§ **Brief**
Across the listing below, count the lines with "true" in them. Write nothing but the number.

- - - - - - -

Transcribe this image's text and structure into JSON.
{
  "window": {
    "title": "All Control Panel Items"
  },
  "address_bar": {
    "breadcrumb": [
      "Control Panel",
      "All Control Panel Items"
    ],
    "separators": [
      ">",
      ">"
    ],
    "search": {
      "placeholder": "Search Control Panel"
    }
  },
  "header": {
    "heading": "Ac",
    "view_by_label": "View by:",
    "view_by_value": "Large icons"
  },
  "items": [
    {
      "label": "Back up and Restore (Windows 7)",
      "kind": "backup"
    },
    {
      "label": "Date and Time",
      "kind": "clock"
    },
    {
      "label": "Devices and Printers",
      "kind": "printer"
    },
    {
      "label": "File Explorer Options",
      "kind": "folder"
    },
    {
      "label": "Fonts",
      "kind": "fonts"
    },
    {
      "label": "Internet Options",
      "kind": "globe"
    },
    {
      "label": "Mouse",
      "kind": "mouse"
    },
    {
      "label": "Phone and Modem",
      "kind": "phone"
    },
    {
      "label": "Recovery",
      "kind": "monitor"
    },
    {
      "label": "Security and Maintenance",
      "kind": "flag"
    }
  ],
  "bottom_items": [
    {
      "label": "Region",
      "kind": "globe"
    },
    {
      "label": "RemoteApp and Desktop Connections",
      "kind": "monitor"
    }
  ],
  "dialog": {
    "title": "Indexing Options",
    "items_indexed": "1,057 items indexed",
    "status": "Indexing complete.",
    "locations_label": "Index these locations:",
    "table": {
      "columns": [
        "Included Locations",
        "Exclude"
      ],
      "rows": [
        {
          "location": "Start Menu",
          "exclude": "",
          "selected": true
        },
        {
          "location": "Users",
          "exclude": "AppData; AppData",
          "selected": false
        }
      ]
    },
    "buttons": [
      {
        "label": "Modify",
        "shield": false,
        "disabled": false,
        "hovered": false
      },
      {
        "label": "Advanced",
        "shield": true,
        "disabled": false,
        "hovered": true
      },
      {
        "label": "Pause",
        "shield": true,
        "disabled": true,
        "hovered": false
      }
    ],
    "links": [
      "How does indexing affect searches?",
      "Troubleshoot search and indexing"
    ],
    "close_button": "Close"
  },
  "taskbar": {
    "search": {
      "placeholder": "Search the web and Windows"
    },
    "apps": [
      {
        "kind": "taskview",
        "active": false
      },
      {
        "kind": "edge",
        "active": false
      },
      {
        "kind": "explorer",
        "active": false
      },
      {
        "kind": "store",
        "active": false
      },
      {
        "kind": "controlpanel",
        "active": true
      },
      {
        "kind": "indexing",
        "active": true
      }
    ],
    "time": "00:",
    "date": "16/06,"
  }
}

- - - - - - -

§ **Solution below**
7